Judy Fiskin lights a dim lamp at her window. People and words and images are a simple parade of acts and speeches we modulate without thinking in our daily journey. Common senses, platitudes. I’m not the first naming the aesthetic of courtesy, George Steiner is the master, but as far as I know very few artists of our time place this secret, inner feeling at the core of their work as Judy does. I love it because it’s not only about her, it unravels with grace the way she addresses the viewers, all of us. We are in her she can be in us. Platitude is not flatness, it is life as it is, true and fake, modest and grandiose, a little scary, mostly impossible to fish by words. Not without values.
Civility, courtesy and kindness in these days more reliable than truth.

JUDY FISKIN,Three Funerals and Some Acts of Preservation, Film, 2016 (excerpt)

*George Steiner, Real Presences, The University of Chicago Press, 1989

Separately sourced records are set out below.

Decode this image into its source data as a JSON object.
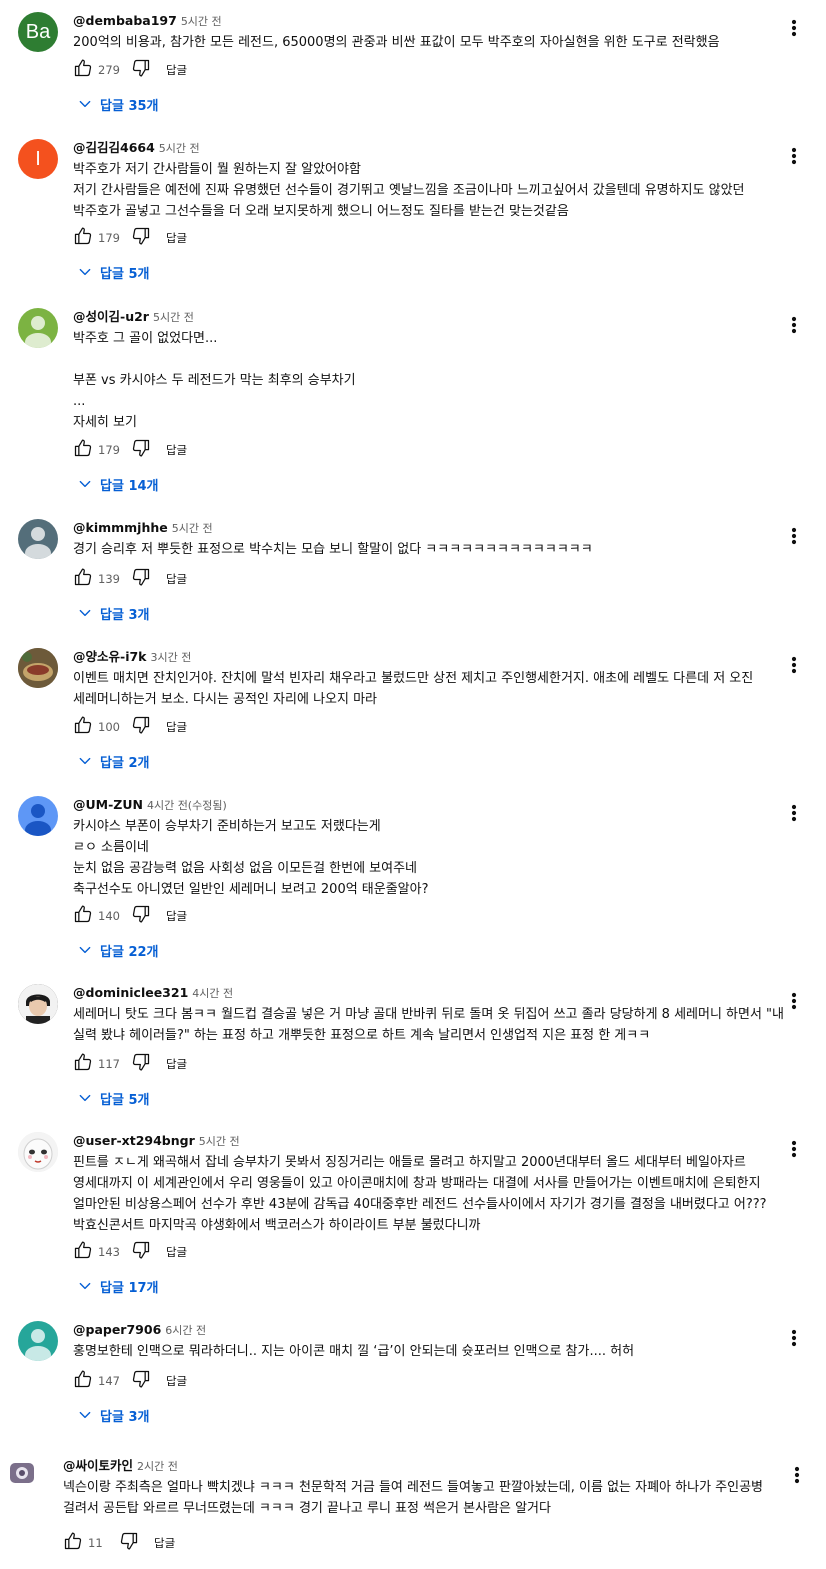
{
  "comments": [
    {
      "author": "@dembaba197",
      "time": "5시간 전",
      "avatar_text": "Ba",
      "avatar_color": "#2e7d32",
      "avatar_kind": "text",
      "text": "200억의 비용과, 참가한 모든 레전드, 65000명의 관중과 비싼 표값이 모두 박주호의 자아실현을 위한 도구로 전락했음",
      "likes": "279",
      "reply_label": "답글",
      "replies_label": "답글 35개"
    },
    {
      "author": "@김김김4664",
      "time": "5시간 전",
      "avatar_text": "I",
      "avatar_color": "#f4511e",
      "avatar_kind": "text",
      "text": "박주호가 저기 간사람들이 뭘 원하는지 잘 알았어야함\n저기 간사람들은 예전에 진짜 유명했던 선수들이 경기뛰고 옛날느낌을 조금이나마 느끼고싶어서 갔을텐데 유명하지도 않았던 박주호가 골넣고 그선수들을 더 오래 보지못하게 했으니 어느정도 질타를 받는건 맞는것같음",
      "likes": "179",
      "reply_label": "답글",
      "replies_label": "답글 5개"
    },
    {
      "author": "@성이김-u2r",
      "time": "5시간 전",
      "avatar_color": "#7cb342",
      "avatar_kind": "person",
      "text": "박주호 그 골이 없었다면...\n\n부폰 vs 카시야스 두 레전드가 막는 최후의 승부차기\n...",
      "read_more": "자세히 보기",
      "likes": "179",
      "reply_label": "답글",
      "replies_label": "답글 14개"
    },
    {
      "author": "@kimmmjhhe",
      "time": "5시간 전",
      "avatar_color": "#546e7a",
      "avatar_kind": "person",
      "text": "경기 승리후 저 뿌듯한 표정으로 박수치는 모습 보니 할말이 없다 ㅋㅋㅋㅋㅋㅋㅋㅋㅋㅋㅋㅋㅋㅋ",
      "likes": "139",
      "reply_label": "답글",
      "replies_label": "답글 3개"
    },
    {
      "author": "@양소유-i7k",
      "time": "3시간 전",
      "avatar_color": "#6d5a3a",
      "avatar_kind": "photo",
      "text": "이벤트 매치면 잔치인거야. 잔치에 말석 빈자리 채우라고 불렀드만 상전 제치고 주인행세한거지. 애초에 레벨도 다른데 저 오진 세레머니하는거 보소. 다시는 공적인 자리에 나오지 마라",
      "likes": "100",
      "reply_label": "답글",
      "replies_label": "답글 2개"
    },
    {
      "author": "@UM-ZUN",
      "time": "4시간 전(수정됨)",
      "avatar_color": "#5e97f6",
      "avatar_kind": "person-blue",
      "text": "카시야스 부폰이 승부차기 준비하는거 보고도 저랬다는게\nㄹㅇ 소름이네\n눈치 없음 공감능력 없음 사회성 없음  이모든걸 한번에 보여주네\n축구선수도 아니였던 일반인 세레머니 보려고 200억 태운줄알아?",
      "likes": "140",
      "reply_label": "답글",
      "replies_label": "답글 22개"
    },
    {
      "author": "@dominiclee321",
      "time": "4시간 전",
      "avatar_color": "#3a3a3a",
      "avatar_kind": "photo-face",
      "text": "세레머니 탓도 크다 봄ㅋㅋ 월드컵 결승골 넣은 거 마냥 골대 반바퀴 뒤로 돌며 옷 뒤집어 쓰고 졸라 당당하게 8 세레머니 하면서 \"내 실력 봤냐 헤이러들?\" 하는 표정 하고 개뿌듯한 표정으로 하트 계속 날리면서 인생업적 지은 표정 한 게ㅋㅋ",
      "likes": "117",
      "reply_label": "답글",
      "replies_label": "답글 5개"
    },
    {
      "author": "@user-xt294bngr",
      "time": "5시간 전",
      "avatar_color": "#e8e8e8",
      "avatar_kind": "doll",
      "text": "핀트를 ㅈㄴ게 왜곡해서 잡네 승부차기 못봐서 징징거리는 애들로 몰려고 하지말고 2000년대부터 올드 세대부터 베일아자르 영세대까지 이 세계관인에서 우리 영웅들이 있고 아이콘매치에 창과 방패라는 대결에 서사를 만들어가는 이벤트매치에 은퇴한지 얼마안된 비상용스페어 선수가 후반 43분에 감독급 40대중후반 레전드 선수들사이에서 자기가 경기를 결정을 내버렸다고 어??? 박효신콘서트 마지막곡 야생화에서 백코러스가 하이라이트 부분 불렀다니까",
      "likes": "143",
      "reply_label": "답글",
      "replies_label": "답글 17개"
    },
    {
      "author": "@paper7906",
      "time": "6시간 전",
      "avatar_color": "#26a69a",
      "avatar_kind": "person",
      "text": "홍명보한테 인맥으로 뭐라하더니.. 지는 아이콘 매치 낄 ‘급’이 안되는데 슛포러브 인맥으로 참가.... 허허",
      "likes": "147",
      "reply_label": "답글",
      "replies_label": "답글 3개"
    },
    {
      "author": "@싸이토카인",
      "time": "2시간 전",
      "avatar_color": "#7b6f8a",
      "avatar_kind": "cam",
      "text": "넥슨이랑 주최측은 얼마나 빡치겠냐 ㅋㅋㅋ 천문학적 거금 들여 레전드 들여놓고 판깔아놨는데, 이름 없는 자폐아 하나가 주인공병 걸려서 공든탑 와르르 무너뜨렸는데 ㅋㅋㅋ 경기 끝나고 루니 표정 썩은거 본사람은 알거다",
      "likes": "11",
      "reply_label": "답글"
    }
  ]
}
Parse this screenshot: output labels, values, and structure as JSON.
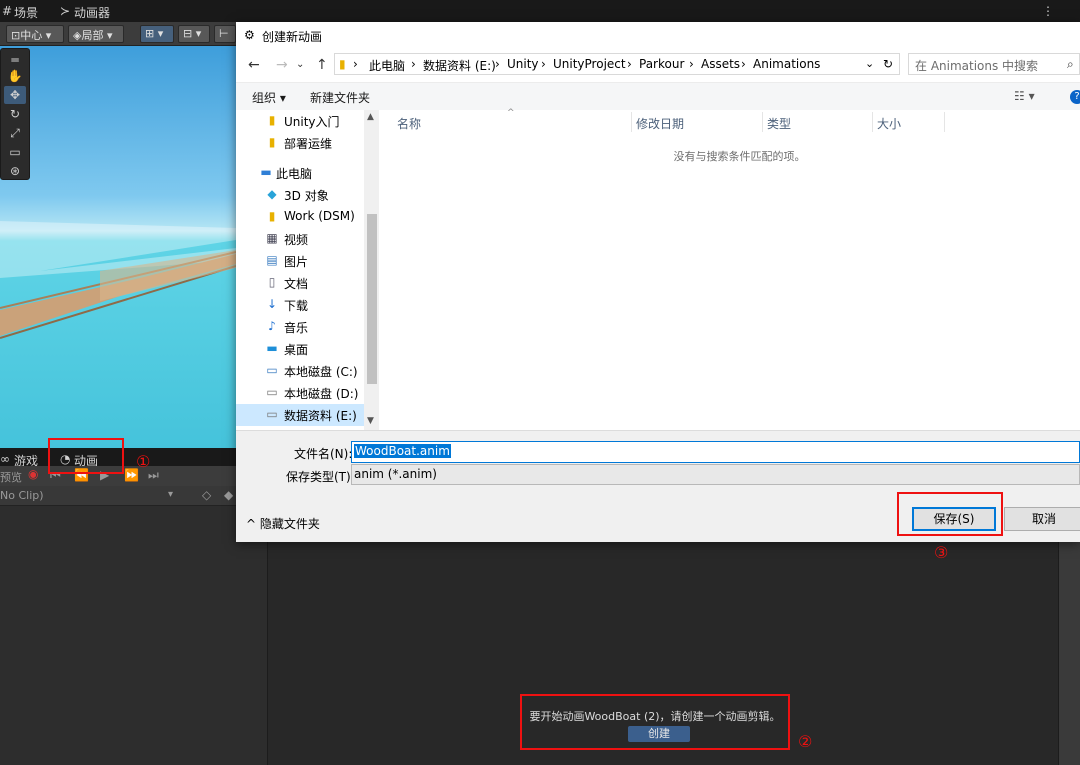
{
  "unity": {
    "top_tabs": {
      "scene": "场景",
      "animator": "动画器"
    },
    "toolbar": {
      "pivot": "中心",
      "local": "局部"
    },
    "bottom_tabs": {
      "game": "游戏",
      "animation": "动画"
    },
    "preview_label": "预览",
    "clip_dropdown": "No Clip)",
    "create_message": "要开始动画WoodBoat (2)，请创建一个动画剪辑。",
    "create_button": "创建"
  },
  "annotations": {
    "marker_1": "①",
    "marker_2": "②",
    "marker_3": "③"
  },
  "dialog": {
    "title": "创建新动画",
    "breadcrumb": [
      "此电脑",
      "数据资料 (E:)",
      "Unity",
      "UnityProject",
      "Parkour",
      "Assets",
      "Animations"
    ],
    "search_placeholder": "在 Animations 中搜索",
    "toolbar": {
      "organize": "组织 ▾",
      "new_folder": "新建文件夹"
    },
    "nav_items": [
      {
        "label": "Unity入门",
        "icon": "folder-icon"
      },
      {
        "label": "部署运维",
        "icon": "folder-icon"
      },
      {
        "label": "此电脑",
        "icon": "computer-icon"
      },
      {
        "label": "3D 对象",
        "icon": "3d-objects-icon"
      },
      {
        "label": "Work (DSM)",
        "icon": "network-drive-icon"
      },
      {
        "label": "视频",
        "icon": "video-icon"
      },
      {
        "label": "图片",
        "icon": "pictures-icon"
      },
      {
        "label": "文档",
        "icon": "documents-icon"
      },
      {
        "label": "下载",
        "icon": "download-icon"
      },
      {
        "label": "音乐",
        "icon": "music-icon"
      },
      {
        "label": "桌面",
        "icon": "desktop-icon"
      },
      {
        "label": "本地磁盘 (C:)",
        "icon": "windows-drive-icon"
      },
      {
        "label": "本地磁盘 (D:)",
        "icon": "drive-icon"
      },
      {
        "label": "数据资料 (E:)",
        "icon": "drive-icon",
        "selected": true
      }
    ],
    "columns": [
      "名称",
      "修改日期",
      "类型",
      "大小"
    ],
    "empty_message": "没有与搜索条件匹配的项。",
    "filename_label": "文件名(N):",
    "filename_value": "WoodBoat.anim",
    "filetype_label": "保存类型(T):",
    "filetype_value": "anim (*.anim)",
    "hide_folders": "隐藏文件夹",
    "save_button": "保存(S)",
    "cancel_button": "取消"
  }
}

** Arthur Schnitzler, Relations et Solitudes, Aphorisms (Original title: Beziehungen und Einsamkeiten, 1967) Editions Rivages, translation from German by Pierre Deshusses, Paris,1988. Translation from French of this quote by R.A.